Finally, the West Bank got its first new glitzy gourmet room in many years when the Royal Palm opened in a Las Vegas-style mall in Harvey. With Chef Robert Bruce in the kitchen, this may be the handsomest restaurant ever on the West Bank, which one would think could use some auspicious restaurants. The house may be too big for the customer base, though.
So much for beginnings. The New Orleans dining community lost a few major names in 2009. Archie Casbarian, who thirty years ago acquired the famous wreck that was Arnaud’s and turned it back into a brilliant, gleaming restaurant, died as the year opened. His wife and children were already fully engaged in operating Arnaud’s, and the restaurant didn’t miss a beat. Archie was at least as smart as he was urbane and classy. He finished very high on the all-time list among New Orleans restaurateurs.
Chef Gerard Crozier’s final restaurant, Chateaubriand, was one of the most regretted casualties of Katrina. It caused him and his wife to leave town and retire from cooking after almost 50 years behind the stove–33 of them here. The best French bistro chef in New Orleans history, Gerard was working at Wal-Mart in Knoxville, still jogging every day and playing lots of golf, when in September he died at home at 64. Our hopes that he would return ended.

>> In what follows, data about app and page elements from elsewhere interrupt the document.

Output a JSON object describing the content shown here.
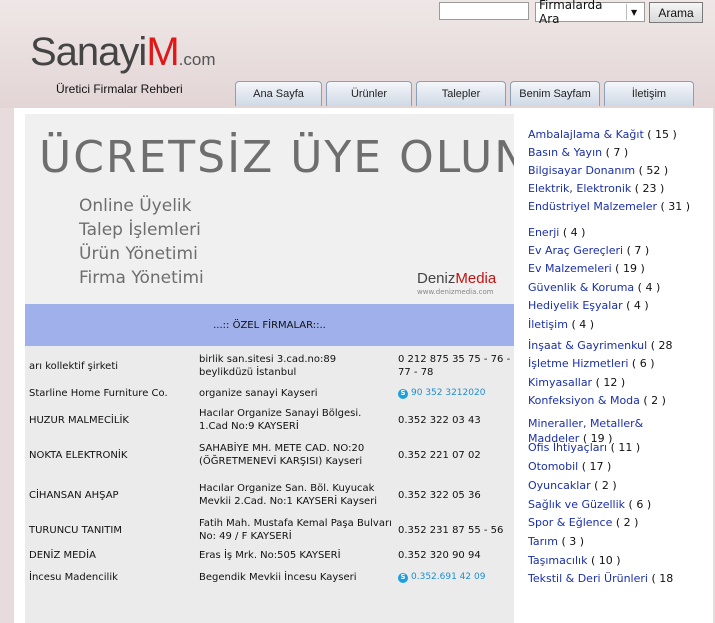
{
  "search": {
    "input_value": "",
    "select_value": "Firmalarda Ara",
    "button_label": "Arama"
  },
  "logo": {
    "part1": "Sanayi",
    "part2": "M",
    "part3": ".com"
  },
  "tagline": "Üretici  Firmalar Rehberi",
  "tabs": [
    {
      "label": "Ana Sayfa"
    },
    {
      "label": "Ürünler"
    },
    {
      "label": "Talepler"
    },
    {
      "label": "Benim Sayfam"
    },
    {
      "label": "İletişim"
    }
  ],
  "promo": {
    "title": "ÜCRETSİZ ÜYE OLUN",
    "lines": [
      "Online Üyelik",
      "Talep İşlemleri",
      "Ürün Yönetimi",
      "Firma Yönetimi"
    ],
    "brand1": "Deniz",
    "brand2": "Media",
    "brand_url": "www.denizmedia.com"
  },
  "firms_header": "...:: ÖZEL FİRMALAR::..",
  "firms": [
    {
      "name": "arı kollektif şirketi",
      "address": "birlik san.sitesi 3.cad.no:89 beylikdüzü     İstanbul",
      "phone": "0 212 875 35 75 - 76 - 77 - 78",
      "skype": false
    },
    {
      "name": "Starline Home Furniture Co.",
      "address": "organize sanayi    Kayseri",
      "phone": "90 352 3212020",
      "skype": true
    },
    {
      "name": "HUZUR MALMECİLİK",
      "address": "Hacılar Organize Sanayi Bölgesi. 1.Cad No:9 KAYSERİ",
      "phone": "0.352 322 03 43",
      "skype": false
    },
    {
      "name": "NOKTA ELEKTRONİK",
      "address": "SAHABİYE MH. METE CAD. NO:20 (ÖĞRETMENEVİ KARŞISI)    Kayseri",
      "phone": "0.352 221 07 02",
      "skype": false
    },
    {
      "name": "CİHANSAN AHŞAP",
      "address": "Hacılar Organize San. Böl. Kuyucak Mevkii 2.Cad. No:1 KAYSERİ     Kayseri",
      "phone": "0.352 322 05 36",
      "skype": false
    },
    {
      "name": "TURUNCU TANITIM",
      "address": "Fatih Mah. Mustafa Kemal Paşa Bulvarı No: 49 / F    KAYSERİ",
      "phone": "0.352 231 87 55 - 56",
      "skype": false
    },
    {
      "name": "DENİZ MEDİA",
      "address": "Eras İş Mrk. No:505    KAYSERİ",
      "phone": "0.352 320 90 94",
      "skype": false
    },
    {
      "name": "İncesu Madencilik",
      "address": "Begendik Mevkii İncesu Kayseri",
      "phone": "0.352.691 42 09",
      "skype": true
    }
  ],
  "categories": [
    {
      "label": "Ambalajlama & Kağıt",
      "count": "( 15 )"
    },
    {
      "label": "Basın & Yayın",
      "count": "( 7 )"
    },
    {
      "label": "Bilgisayar Donanım",
      "count": "( 52 )"
    },
    {
      "label": "Elektrik, Elektronik",
      "count": "( 23 )"
    },
    {
      "label": "Endüstriyel Malzemeler",
      "count": "( 31 )"
    },
    {
      "label": "Enerji",
      "count": "( 4 )"
    },
    {
      "label": "Ev Araç Gereçleri",
      "count": "( 7 )"
    },
    {
      "label": "Ev Malzemeleri",
      "count": "( 19 )"
    },
    {
      "label": "Güvenlik & Koruma",
      "count": "( 4 )"
    },
    {
      "label": "Hediyelik Eşyalar",
      "count": "( 4 )"
    },
    {
      "label": "İletişim",
      "count": "( 4 )"
    },
    {
      "label": "İnşaat & Gayrimenkul",
      "count": "( 28"
    },
    {
      "label": "İşletme Hizmetleri",
      "count": "( 6 )"
    },
    {
      "label": "Kimyasallar",
      "count": "( 12 )"
    },
    {
      "label": "Konfeksiyon & Moda",
      "count": "( 2 )"
    },
    {
      "label": "Mineraller, Metaller& Maddeler",
      "count": "( 19 )"
    },
    {
      "label": "Ofis İhtiyaçları",
      "count": "( 11 )"
    },
    {
      "label": "Otomobil",
      "count": "( 17 )"
    },
    {
      "label": "Oyuncaklar",
      "count": "( 2 )"
    },
    {
      "label": "Sağlık ve Güzellik",
      "count": "( 6 )"
    },
    {
      "label": "Spor & Eğlence",
      "count": "( 2 )"
    },
    {
      "label": "Tarım",
      "count": "( 3 )"
    },
    {
      "label": "Taşımacılık",
      "count": "( 10 )"
    },
    {
      "label": "Tekstil & Deri Ürünleri",
      "count": "( 18"
    }
  ]
}
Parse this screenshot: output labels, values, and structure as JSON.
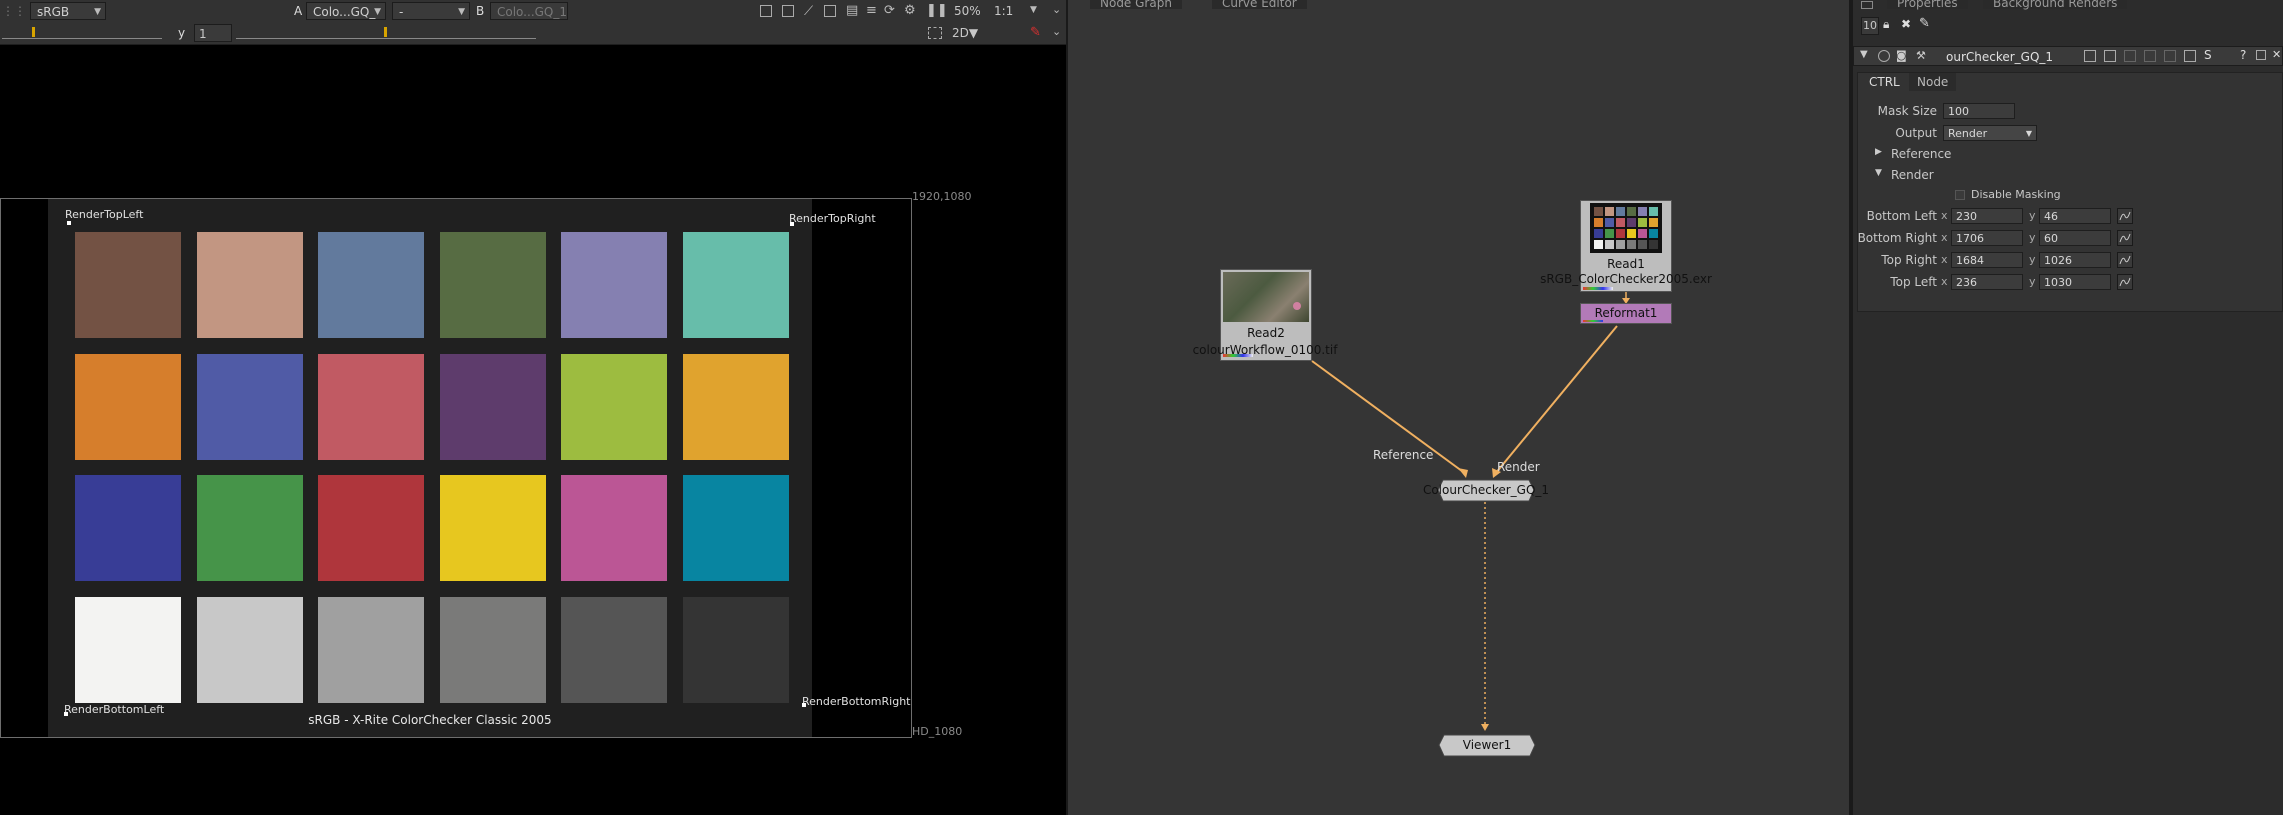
{
  "viewer": {
    "toolbar1": {
      "colorspace": "sRGB",
      "input_a_label": "A",
      "input_a": "Colo...GQ_",
      "input_a_layer": "-",
      "input_b_label": "B",
      "input_b": "Colo...GQ_1",
      "zoom": "50%",
      "proxy": "1:1"
    },
    "toolbar2": {
      "y_label": "y",
      "y_value": "1",
      "view_mode": "2D"
    },
    "format_label_top": "1920,1080",
    "format_label_bottom": "HD_1080",
    "corner_labels": {
      "top_left": "RenderTopLeft",
      "top_right": "RenderTopRight",
      "bottom_left": "RenderBottomLeft",
      "bottom_right": "RenderBottomRight"
    },
    "chart_caption": "sRGB - X-Rite ColorChecker Classic 2005",
    "swatches": [
      [
        "#735244",
        "#c29682",
        "#627a9d",
        "#576c43",
        "#8580b1",
        "#67bdaa"
      ],
      [
        "#d67e2c",
        "#505ba6",
        "#c15a63",
        "#5e3c6c",
        "#9dbc40",
        "#e0a32e"
      ],
      [
        "#383d96",
        "#469449",
        "#af363c",
        "#e7c71f",
        "#bb5695",
        "#0885a1"
      ],
      [
        "#f3f3f2",
        "#c8c8c8",
        "#a0a0a0",
        "#7a7a79",
        "#555555",
        "#343434"
      ]
    ]
  },
  "graph": {
    "tabs": [
      "Node Graph",
      "Curve Editor"
    ],
    "nodes": {
      "read2": {
        "name": "Read2",
        "file": "colourWorkflow_0100.tif"
      },
      "read1": {
        "name": "Read1",
        "file": "sRGB_ColorChecker2005.exr"
      },
      "reformat": {
        "name": "Reformat1"
      },
      "colorchecker": {
        "name": "ColourChecker_GQ_1",
        "input_reference": "Reference",
        "input_render": "Render"
      },
      "viewer": {
        "name": "Viewer1"
      }
    },
    "colors": {
      "pipe": "#f0b060",
      "reformat": "#b27ab8"
    }
  },
  "properties": {
    "tabs": [
      "Properties",
      "Background Renders"
    ],
    "max_panels": "10",
    "node_name": "ourChecker_GQ_1",
    "subtabs": [
      "CTRL",
      "Node"
    ],
    "mask_size_label": "Mask Size",
    "mask_size": "100",
    "output_label": "Output",
    "output": "Render",
    "reference_label": "Reference",
    "render_label": "Render",
    "disable_masking_label": "Disable Masking",
    "corners": [
      {
        "label": "Bottom Left",
        "x": "230",
        "y": "46"
      },
      {
        "label": "Bottom Right",
        "x": "1706",
        "y": "60"
      },
      {
        "label": "Top Right",
        "x": "1684",
        "y": "1026"
      },
      {
        "label": "Top Left",
        "x": "236",
        "y": "1030"
      }
    ],
    "x_label": "x",
    "y_label": "y"
  }
}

In May, we drank a final toast to the man who inspired more New Orleanians to drink good wine than anyone else. Max Zander went against type as a wine connoisseur, eschewing snobbery and sharing his great knowledge and taste about wine in an entertaining, chummy way. His career (he headed the city’s biggest wine wholesale house) began in the 1950s, when hardly anybody drank wine seriously. He was still encouraging us to pull corks almost to the day he died, at 84.
As for 2010: look for soft menu prices, few closings, still more openings, and the long-awaited boom in Hispanic restaurants. All while we wonder whether the next generation of diners will ever take up drinking chicory coffee, eating red beans and rice, or Ramos gin fizzes at the Roosevelt.